→ **The data**

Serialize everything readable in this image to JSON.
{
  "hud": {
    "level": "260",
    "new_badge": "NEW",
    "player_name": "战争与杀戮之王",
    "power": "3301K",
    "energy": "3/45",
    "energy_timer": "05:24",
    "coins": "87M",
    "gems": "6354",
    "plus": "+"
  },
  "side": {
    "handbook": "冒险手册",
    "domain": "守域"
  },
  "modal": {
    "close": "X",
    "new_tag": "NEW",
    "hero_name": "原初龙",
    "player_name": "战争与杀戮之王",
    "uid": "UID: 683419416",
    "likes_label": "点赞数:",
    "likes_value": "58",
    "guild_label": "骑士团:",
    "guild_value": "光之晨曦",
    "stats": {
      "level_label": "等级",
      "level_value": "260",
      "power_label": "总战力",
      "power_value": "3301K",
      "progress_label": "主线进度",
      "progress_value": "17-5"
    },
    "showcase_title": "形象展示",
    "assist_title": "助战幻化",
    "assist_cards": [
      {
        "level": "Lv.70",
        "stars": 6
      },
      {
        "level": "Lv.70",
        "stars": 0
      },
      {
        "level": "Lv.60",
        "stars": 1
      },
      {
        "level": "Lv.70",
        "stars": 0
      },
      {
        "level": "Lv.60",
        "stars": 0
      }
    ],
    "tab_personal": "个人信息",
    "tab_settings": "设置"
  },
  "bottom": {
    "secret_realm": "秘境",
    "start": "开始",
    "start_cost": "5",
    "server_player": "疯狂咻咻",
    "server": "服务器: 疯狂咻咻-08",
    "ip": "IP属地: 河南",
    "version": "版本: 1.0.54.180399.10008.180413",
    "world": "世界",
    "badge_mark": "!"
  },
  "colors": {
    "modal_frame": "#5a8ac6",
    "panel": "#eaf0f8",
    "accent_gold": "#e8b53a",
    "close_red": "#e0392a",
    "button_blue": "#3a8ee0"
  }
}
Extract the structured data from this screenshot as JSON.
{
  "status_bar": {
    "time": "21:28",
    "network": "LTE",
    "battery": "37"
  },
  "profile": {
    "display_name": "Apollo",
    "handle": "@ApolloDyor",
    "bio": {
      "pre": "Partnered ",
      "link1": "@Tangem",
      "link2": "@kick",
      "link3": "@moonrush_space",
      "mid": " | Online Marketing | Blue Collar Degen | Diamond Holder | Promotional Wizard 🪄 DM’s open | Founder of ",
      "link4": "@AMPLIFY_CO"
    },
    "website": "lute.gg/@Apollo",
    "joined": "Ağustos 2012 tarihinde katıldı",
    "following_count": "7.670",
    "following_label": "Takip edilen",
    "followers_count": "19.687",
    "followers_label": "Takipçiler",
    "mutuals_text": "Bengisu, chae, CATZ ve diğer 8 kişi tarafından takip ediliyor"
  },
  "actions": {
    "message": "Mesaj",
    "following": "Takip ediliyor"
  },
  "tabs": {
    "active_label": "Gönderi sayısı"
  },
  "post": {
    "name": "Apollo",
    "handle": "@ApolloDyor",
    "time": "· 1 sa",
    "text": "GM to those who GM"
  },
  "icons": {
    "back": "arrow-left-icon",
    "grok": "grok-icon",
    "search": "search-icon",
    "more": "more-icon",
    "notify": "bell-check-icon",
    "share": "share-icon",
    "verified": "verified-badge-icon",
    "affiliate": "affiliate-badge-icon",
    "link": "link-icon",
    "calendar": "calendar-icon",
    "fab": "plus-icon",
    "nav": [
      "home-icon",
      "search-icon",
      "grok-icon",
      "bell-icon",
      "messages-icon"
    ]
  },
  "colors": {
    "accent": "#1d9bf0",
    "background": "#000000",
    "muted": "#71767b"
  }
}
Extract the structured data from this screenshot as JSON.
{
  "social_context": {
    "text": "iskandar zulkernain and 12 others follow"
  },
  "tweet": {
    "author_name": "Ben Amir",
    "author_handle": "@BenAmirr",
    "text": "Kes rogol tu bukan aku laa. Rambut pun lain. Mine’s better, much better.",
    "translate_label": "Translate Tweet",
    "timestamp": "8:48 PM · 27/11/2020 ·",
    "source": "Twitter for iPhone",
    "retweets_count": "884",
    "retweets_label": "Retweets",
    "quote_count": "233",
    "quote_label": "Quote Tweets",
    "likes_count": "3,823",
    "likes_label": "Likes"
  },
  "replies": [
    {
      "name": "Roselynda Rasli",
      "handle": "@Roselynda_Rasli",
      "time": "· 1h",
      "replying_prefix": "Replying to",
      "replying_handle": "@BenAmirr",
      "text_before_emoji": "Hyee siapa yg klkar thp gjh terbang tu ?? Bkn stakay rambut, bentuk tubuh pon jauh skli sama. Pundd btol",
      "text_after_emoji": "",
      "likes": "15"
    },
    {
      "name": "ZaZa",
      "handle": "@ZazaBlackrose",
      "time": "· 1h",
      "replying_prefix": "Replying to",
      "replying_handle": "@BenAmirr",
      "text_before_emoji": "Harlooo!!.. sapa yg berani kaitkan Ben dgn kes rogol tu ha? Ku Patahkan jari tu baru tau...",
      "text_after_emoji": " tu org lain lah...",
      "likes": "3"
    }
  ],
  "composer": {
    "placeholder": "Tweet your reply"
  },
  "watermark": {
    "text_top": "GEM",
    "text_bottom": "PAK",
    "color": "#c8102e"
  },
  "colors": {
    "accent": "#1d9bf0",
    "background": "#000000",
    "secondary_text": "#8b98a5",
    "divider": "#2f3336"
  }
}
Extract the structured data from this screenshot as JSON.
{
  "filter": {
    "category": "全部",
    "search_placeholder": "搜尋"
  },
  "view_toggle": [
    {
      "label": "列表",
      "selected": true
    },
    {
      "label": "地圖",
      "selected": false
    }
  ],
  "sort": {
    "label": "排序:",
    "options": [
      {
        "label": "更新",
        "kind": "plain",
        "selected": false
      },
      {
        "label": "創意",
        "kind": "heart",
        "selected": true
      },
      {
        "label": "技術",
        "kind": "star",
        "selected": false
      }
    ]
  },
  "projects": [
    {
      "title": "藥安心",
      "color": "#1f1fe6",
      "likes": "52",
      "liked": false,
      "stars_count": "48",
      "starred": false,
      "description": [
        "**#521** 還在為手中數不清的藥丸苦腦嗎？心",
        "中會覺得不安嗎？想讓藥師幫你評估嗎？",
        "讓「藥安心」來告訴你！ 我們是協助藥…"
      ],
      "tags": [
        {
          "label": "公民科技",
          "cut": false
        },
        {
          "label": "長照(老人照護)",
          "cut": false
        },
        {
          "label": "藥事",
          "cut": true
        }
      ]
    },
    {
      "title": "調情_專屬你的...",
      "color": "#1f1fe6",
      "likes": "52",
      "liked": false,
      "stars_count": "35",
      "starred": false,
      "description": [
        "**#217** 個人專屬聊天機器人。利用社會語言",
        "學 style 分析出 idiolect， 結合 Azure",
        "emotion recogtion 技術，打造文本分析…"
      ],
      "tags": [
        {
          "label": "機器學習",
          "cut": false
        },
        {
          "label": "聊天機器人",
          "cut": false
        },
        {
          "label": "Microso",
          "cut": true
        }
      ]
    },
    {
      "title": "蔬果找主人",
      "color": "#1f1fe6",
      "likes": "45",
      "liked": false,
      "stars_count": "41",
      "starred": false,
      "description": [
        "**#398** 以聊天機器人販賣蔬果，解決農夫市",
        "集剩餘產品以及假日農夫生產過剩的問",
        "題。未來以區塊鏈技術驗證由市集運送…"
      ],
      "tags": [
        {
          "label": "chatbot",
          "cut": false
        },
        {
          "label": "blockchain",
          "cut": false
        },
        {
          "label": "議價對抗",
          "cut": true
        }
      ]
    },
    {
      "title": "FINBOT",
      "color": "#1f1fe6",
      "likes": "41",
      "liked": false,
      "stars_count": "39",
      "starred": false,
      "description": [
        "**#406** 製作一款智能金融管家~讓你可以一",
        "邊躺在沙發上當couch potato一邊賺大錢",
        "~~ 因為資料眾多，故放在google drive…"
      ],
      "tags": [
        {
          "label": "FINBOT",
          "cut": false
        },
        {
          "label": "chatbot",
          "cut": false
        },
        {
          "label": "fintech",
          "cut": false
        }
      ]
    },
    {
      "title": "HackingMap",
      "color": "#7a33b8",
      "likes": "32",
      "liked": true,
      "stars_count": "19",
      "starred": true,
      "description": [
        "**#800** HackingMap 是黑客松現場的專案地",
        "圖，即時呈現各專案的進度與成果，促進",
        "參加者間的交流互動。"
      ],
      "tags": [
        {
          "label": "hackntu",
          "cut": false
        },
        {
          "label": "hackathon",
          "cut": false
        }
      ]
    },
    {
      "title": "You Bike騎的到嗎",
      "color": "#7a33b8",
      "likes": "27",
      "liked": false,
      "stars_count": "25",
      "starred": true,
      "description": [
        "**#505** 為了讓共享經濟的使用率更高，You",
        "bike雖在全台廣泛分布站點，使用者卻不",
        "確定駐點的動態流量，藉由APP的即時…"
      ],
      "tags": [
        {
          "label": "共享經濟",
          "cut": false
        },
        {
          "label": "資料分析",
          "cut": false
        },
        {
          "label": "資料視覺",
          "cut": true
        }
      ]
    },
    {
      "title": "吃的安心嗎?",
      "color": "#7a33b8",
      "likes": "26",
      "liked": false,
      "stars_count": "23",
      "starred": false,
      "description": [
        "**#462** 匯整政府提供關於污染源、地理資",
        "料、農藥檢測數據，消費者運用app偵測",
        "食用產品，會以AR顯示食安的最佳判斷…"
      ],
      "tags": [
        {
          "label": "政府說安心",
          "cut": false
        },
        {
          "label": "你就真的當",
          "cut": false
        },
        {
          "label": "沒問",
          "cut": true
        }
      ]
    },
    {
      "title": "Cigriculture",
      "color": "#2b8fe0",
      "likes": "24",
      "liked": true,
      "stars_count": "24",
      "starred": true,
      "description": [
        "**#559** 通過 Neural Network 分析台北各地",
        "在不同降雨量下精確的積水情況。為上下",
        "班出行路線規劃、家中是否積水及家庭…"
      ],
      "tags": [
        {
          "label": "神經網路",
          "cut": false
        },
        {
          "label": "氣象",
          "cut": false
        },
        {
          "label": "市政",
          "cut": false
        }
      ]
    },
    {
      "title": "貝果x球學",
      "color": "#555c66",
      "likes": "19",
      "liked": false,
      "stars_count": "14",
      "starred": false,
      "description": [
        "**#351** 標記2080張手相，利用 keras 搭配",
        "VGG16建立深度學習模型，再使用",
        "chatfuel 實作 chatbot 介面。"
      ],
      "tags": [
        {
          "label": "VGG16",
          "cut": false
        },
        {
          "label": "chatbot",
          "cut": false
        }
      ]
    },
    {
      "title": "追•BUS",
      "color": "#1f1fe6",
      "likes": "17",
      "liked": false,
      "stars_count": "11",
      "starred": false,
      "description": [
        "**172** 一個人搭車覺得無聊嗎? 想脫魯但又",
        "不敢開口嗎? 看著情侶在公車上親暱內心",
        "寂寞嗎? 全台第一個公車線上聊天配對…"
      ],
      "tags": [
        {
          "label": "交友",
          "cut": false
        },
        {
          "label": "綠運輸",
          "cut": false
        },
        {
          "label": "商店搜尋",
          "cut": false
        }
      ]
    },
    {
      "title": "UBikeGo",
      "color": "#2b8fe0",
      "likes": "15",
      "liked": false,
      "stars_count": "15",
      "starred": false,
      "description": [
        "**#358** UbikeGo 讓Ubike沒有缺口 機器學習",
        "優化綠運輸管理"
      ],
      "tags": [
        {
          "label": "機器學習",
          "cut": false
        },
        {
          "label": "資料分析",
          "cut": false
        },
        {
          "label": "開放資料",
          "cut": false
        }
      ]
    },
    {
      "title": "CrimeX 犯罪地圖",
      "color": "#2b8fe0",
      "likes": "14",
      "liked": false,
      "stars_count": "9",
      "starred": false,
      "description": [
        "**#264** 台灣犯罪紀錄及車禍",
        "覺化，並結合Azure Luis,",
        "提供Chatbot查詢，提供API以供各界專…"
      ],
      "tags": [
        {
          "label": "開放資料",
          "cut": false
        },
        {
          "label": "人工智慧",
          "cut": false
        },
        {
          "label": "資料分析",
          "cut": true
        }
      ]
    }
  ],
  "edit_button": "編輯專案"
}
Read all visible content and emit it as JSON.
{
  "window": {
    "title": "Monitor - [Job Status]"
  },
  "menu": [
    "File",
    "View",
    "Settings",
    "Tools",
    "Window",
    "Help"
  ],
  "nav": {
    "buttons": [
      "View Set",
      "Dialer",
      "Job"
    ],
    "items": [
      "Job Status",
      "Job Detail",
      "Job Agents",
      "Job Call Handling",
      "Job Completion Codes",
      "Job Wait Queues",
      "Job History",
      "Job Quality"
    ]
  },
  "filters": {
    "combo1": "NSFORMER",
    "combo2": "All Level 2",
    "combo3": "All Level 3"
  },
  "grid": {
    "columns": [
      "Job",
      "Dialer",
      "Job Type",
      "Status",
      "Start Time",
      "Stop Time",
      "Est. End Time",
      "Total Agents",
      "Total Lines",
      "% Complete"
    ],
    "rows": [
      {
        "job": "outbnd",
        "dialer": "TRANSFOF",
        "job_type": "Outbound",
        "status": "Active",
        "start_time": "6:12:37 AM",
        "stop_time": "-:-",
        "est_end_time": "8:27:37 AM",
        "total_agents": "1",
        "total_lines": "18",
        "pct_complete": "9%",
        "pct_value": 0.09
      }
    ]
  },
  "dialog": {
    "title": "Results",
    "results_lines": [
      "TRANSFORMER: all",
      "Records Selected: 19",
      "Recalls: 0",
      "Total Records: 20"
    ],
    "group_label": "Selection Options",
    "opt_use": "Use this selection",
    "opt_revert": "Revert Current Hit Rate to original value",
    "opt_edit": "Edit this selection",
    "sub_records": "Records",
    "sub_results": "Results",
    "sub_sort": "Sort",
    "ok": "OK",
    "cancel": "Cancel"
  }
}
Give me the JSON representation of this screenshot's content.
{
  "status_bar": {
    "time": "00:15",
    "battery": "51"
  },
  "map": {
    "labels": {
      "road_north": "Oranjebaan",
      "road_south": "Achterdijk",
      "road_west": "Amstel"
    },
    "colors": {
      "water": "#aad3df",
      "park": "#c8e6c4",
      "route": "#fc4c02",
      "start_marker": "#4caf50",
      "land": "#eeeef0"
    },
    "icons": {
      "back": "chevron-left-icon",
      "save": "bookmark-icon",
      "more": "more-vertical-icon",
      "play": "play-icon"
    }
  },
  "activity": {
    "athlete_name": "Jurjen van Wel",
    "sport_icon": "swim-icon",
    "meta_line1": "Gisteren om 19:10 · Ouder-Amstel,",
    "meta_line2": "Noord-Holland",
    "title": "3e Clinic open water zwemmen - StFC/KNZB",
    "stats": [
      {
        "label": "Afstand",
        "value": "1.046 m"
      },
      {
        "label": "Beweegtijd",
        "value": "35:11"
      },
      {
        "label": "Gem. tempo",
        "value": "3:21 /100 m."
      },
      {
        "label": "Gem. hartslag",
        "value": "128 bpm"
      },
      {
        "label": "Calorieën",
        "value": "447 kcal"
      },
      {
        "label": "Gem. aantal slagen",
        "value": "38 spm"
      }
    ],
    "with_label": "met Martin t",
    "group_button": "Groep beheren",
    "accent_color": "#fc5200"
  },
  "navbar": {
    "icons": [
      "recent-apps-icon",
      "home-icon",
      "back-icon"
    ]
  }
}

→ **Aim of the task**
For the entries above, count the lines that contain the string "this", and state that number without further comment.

→ **Exercise response**
7